A new international business major is also working its way through the approval process, which would make Bloomsburg only the second State System institution to offer such a program. A new student organization, the Global Business Association, and Global Business Institute were launched in spring 2016 to develop study abroad, internship and international opportunities for students.
New opportunities continue to present themselves. Krug recently initiated a collaborative agreement with the Pennsylvania National Guard Associations (PGNAS) to provide MBA programs to the commonwealth’s 20,000-plus soldiers and airmen. “Every officer in the military is expected to get a master’s degree as they move up the ranks, and 80 percent join the Guard because of its educational benefits,” he says.
BU is recognized as a “Diamond Partner” of PNGAS, the only university to hold such a distinction.
“In the coming year, a primary focus will be on new programs in Philadelphia and serving the military,” he says.
The personal side
Not only has Krug excelled at diverse careers, but he fits Merriam-Webster’s definition of a Renaissance man: “One who is interested in and knows a lot about many things.”
Every weekend between spring and fall, he loads up one of his two Porsches and hauls it to a race track as far away as Indiana, where he sheds academia for the life of a race car driver as he’s done for several years.
After spending years motorcycling, rock climbing and skydiving, he fell in love with racing. “It’s intense and uses every ounce of my mental and physical capabilities just trying to keep the car on the track, but it’s the only time I truly relax,” he says.
Krug and his wife, Miriam, have two children, Viviane and Alan, as well as nine adopted Brazilian daughters, all of whom they’ve brought to the United States. The Krugs have a range of business interests in Brazil, from sugar cane and rubber trees to tomatoes and alcohol production for automobiles.
Then there’s music. Krug learned to play the banjo in junior high school. By the time he was 15, he was giving lessons to Penn State professors — lessons that helped put him through college. As time permits, he returns to State College, where he plays the banjo and guitar in his 82-year-old father’s bluegrass band. Krug also knows seven languages and can sing opera in Italian, German and English, thanks to lessons from a retired opera singer.

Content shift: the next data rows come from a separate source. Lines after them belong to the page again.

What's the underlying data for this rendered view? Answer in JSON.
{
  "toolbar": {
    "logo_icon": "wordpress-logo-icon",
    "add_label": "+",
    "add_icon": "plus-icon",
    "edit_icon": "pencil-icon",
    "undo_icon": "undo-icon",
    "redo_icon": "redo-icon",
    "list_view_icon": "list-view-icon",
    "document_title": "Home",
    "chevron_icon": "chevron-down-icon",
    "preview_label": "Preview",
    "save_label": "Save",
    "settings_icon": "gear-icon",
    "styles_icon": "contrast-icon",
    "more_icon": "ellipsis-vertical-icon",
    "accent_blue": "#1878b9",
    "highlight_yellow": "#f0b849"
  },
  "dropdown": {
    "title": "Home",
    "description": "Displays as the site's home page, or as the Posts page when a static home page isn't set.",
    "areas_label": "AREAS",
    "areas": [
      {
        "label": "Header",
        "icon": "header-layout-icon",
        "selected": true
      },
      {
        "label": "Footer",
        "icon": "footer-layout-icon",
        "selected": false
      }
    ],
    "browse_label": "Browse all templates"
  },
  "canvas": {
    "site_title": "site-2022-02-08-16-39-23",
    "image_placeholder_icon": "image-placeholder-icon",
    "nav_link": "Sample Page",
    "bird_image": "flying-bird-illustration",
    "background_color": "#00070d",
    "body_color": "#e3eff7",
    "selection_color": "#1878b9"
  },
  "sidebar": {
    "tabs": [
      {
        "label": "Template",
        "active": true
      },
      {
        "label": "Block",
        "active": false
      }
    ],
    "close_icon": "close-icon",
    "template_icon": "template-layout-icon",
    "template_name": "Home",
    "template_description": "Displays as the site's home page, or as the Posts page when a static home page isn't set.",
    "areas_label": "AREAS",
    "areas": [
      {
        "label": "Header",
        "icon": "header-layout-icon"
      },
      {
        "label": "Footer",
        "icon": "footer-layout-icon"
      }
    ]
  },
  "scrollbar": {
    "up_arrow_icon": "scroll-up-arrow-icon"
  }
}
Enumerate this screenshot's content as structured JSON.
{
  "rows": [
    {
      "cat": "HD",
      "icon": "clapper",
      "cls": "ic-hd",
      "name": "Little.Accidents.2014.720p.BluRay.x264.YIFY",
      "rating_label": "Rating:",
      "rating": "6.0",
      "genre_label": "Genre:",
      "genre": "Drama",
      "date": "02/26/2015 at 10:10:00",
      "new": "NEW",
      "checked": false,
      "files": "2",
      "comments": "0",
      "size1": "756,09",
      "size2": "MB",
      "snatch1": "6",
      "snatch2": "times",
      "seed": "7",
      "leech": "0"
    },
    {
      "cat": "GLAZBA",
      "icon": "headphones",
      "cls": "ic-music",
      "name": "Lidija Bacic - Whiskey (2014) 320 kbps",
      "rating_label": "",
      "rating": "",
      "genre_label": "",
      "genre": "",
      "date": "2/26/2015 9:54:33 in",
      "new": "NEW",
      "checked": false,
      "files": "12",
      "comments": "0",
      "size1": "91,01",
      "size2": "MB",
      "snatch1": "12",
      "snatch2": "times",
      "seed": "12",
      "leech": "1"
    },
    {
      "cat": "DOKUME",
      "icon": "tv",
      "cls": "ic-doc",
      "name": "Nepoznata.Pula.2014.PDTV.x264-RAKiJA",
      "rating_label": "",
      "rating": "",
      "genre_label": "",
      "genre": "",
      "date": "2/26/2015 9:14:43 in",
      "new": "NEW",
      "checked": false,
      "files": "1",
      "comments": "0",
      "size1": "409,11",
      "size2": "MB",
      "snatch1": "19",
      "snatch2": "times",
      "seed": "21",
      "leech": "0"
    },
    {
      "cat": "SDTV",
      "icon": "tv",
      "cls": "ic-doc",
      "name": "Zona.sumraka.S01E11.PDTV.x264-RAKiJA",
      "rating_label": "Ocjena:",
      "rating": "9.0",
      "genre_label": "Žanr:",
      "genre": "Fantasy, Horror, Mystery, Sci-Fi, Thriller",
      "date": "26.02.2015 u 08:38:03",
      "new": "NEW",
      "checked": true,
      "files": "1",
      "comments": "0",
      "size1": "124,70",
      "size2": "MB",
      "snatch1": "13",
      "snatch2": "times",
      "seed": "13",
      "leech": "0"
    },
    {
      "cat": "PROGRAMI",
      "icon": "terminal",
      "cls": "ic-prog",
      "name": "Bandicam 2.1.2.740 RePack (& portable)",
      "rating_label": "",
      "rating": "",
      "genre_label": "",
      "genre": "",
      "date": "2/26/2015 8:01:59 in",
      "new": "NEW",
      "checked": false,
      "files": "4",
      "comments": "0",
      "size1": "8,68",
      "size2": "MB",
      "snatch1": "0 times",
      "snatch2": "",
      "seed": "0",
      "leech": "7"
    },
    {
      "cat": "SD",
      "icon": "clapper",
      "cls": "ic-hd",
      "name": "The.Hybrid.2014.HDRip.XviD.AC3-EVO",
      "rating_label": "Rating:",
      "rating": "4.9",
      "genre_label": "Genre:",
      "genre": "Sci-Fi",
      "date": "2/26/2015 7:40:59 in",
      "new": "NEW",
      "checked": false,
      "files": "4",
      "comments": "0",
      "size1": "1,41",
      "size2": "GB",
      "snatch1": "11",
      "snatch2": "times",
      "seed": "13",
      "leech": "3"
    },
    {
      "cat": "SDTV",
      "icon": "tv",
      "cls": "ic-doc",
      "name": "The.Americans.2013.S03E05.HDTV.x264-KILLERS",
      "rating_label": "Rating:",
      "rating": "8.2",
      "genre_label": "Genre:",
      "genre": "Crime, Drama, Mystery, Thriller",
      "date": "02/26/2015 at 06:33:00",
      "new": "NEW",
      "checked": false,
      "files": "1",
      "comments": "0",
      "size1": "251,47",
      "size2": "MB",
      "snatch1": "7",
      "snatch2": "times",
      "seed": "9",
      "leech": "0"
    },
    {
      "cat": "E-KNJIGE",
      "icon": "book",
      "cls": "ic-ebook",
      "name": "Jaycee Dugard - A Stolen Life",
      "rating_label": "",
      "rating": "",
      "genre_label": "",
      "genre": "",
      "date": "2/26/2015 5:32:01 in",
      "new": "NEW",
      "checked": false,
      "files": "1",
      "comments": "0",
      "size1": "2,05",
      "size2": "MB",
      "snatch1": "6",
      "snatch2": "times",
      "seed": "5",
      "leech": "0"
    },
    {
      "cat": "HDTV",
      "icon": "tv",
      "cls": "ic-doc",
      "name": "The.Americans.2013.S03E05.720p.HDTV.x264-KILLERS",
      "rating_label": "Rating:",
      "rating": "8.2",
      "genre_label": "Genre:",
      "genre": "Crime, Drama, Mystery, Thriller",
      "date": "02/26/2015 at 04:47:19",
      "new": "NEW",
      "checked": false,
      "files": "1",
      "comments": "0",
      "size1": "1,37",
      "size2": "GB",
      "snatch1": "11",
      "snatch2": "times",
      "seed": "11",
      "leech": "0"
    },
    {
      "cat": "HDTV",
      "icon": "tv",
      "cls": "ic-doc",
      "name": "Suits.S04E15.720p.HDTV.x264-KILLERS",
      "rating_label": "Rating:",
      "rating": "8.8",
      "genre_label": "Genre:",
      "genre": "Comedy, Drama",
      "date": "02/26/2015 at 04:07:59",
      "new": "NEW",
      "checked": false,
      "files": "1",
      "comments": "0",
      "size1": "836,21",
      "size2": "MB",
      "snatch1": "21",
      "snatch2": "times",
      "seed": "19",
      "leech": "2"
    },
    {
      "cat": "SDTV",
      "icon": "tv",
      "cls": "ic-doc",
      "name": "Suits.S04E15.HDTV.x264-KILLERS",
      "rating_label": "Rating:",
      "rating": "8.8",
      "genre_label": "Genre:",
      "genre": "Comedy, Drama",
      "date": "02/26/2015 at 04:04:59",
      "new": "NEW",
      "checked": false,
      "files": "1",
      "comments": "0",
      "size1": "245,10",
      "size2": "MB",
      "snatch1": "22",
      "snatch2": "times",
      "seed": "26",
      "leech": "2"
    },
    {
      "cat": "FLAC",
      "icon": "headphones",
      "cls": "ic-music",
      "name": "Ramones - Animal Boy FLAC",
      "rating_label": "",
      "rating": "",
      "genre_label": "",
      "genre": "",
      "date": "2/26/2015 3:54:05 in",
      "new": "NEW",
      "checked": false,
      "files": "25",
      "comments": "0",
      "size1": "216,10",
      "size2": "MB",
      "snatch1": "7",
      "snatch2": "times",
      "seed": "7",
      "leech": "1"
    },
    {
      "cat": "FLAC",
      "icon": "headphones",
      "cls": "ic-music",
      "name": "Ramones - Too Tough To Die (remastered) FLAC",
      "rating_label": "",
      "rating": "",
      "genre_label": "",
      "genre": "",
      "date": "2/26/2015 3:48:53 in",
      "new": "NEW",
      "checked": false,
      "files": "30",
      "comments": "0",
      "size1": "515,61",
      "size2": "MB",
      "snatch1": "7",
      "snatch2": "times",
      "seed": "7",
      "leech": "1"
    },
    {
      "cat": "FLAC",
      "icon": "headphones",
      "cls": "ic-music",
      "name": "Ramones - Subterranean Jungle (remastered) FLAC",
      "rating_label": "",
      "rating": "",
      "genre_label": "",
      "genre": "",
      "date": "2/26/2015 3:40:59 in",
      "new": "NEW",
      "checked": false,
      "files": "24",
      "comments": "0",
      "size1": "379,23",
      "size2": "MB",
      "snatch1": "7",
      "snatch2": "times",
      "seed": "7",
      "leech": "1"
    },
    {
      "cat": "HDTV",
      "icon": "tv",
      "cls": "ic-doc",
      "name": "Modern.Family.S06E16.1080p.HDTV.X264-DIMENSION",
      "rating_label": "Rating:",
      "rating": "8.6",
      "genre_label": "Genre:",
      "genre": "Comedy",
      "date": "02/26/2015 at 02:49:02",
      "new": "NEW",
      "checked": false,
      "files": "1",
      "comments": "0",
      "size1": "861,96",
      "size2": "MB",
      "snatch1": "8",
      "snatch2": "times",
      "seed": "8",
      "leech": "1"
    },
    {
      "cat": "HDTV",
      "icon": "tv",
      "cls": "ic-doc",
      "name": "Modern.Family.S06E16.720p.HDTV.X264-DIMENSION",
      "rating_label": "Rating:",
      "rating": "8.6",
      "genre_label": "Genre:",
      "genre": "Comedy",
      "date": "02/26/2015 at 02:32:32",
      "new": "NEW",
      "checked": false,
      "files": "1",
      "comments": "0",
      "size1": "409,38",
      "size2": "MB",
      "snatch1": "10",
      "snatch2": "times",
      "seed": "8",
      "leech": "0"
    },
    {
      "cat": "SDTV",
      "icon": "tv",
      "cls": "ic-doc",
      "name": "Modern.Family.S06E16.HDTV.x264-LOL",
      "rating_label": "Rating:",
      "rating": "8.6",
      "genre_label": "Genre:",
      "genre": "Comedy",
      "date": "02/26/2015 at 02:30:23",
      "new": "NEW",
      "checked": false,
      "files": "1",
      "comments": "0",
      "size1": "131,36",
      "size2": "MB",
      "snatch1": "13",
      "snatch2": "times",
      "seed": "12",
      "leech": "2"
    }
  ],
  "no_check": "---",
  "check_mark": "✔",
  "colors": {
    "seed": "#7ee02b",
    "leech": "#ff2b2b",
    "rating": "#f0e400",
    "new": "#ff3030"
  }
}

Opportunities, both professional and personal, have a way of finding Jeffrey Krug. He always welcomes them in for a closer look. •
Sue A. Beard is a retired newspaper editor and freelance writer based in Fort Myers, Fla.